While MatlinPatterson's Portfolio Manager Michael Lipsky can't wait to enter the distressed junk bond space, thanks to "$74 billion in debt trading at under 25 cents on the dollar, and $205 billion trading at under 70 cents on the dollar", he agrees with BofA's Michael Contopoulos that it is still far too soon to buy. The question, according to Lipsky, is what capital structure works in the aftermath of several recent "bombs" such as Magnum Hunter which are trying to emerge from bankruptcy with negative EBITDA, and as a result both secured debt and the DIP are getting equitized.
The punchline of Lipsky's speech was that due to the persistent collapse of oil prices, the bankruptcy process has been turned on its head: "we always assume that secured lenders would roll into the bankruptcy become the DIP lenders, emerge from bankruptcy as the new secured debt of the company. But they don't want to be there, so you are buying the debt behind them and you could find yourself in a situation where you could lose 100% of your money."
Which brings us to Lipsky's moment of zen: "all these derivatives bets on oil, let's just own oil; and on the other side we are actually short, focused more on the EM oil exposure."
But that's not what caught our attention.
Recall what Credit Suisse's James Wicklund said one weeks ago in his weekly energy sector recap not:
Give and take between the Comptroller of the Currency and the Fed generated stories of big banks being a bit more lenient rather than swamping regional banks with failures. E&P companies had their borrowing bases upheld, for now, but were told to generate additional liquidity or have those bases cut in the spring.
What this means is that what we reported one month ago about the Dallas Fed "advising" banks to "not to force energy bankruptcies", something which also spilled over in the Fed advising banks to limit mark-to-market on energy exposure and to use a generous strip pricing, was spot on.
Rumor Houston office of Dallas Fed met with banks, told them not to force energy bankruptcies; demand asset sales instead— zerohedge (@zerohedge) January 11, 2016
A few days later, we reported the Fed's prompt, if oddly phrased, reply:
Now, thanks to Credit Suisse and Lipsky we have the full story: the meetings between the Dallas Fed and the banks did indeed happen, however, as we suspected, the Fed used a neat loophole.
Fast forward to 2:17 into the clip for the answer on what it was (which is also the reason why banks don't want to be at the top of the capital structure of energy companies any longer):

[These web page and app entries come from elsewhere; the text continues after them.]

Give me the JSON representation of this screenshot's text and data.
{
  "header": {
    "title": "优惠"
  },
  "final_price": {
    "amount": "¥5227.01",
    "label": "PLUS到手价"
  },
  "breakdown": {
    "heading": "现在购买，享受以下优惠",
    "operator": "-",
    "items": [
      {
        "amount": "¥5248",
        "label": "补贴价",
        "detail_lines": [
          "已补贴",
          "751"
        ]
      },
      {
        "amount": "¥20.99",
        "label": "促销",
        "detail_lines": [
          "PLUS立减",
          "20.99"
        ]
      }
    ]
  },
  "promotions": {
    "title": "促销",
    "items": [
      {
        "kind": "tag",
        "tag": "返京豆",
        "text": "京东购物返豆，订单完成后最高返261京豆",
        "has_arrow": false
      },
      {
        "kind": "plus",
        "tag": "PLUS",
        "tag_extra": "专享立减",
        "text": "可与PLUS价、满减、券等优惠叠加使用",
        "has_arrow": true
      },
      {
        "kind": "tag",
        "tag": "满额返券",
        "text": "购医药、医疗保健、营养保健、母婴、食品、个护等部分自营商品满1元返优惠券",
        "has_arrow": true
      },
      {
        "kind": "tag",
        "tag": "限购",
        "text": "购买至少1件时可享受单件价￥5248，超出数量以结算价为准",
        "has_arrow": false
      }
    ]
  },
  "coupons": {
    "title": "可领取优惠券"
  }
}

"The OCC is breathing down the neck of the large commercial banks to limit their energy exposure."
Full clip below:
And there you have it: when the Fed responded that there was no truth to our story with the curious explainer that "the Fed does not issue such guidance to banks", even as it did everything else we disclosed, it was actually telling the truth: because between Credit Suisse and MatlinPatterson we now know that the explicit guidance actually came from the Office of the Currency Comtroller, the regulator operating under the US Treasury umbrella which however is completely useless without Fed input.
From its description:
The OCC charters, regulates, and supervises all national banks and federal savings associations as well as federal branches and agencies of foreign banks. The OCC is an independent bureau of the U.S. Department of the Treasury.
So here is what happened: everything we said about the Dallas Fed meeting with banks, going through bank loan books, and urging to limit bankruptcies, demand asset sales, as well as suspend mark to market in explicit circumstances, was true, however the explicit "guidance", precisely for FOIA avoidance purposes, came not from the Fed but from the OCC.
Needless to say, we are immediately submitting a FOIA to the OCC next, demanding to know whether it was the Office of the Comptroller of the Currencywhich was the US government entity that advised US banks to do all those things which we revealed back in mid-January, and which the Fed desperately tried to deny.
Finally, we are certainly looking forward to the Dallas Fed follow up response to this post.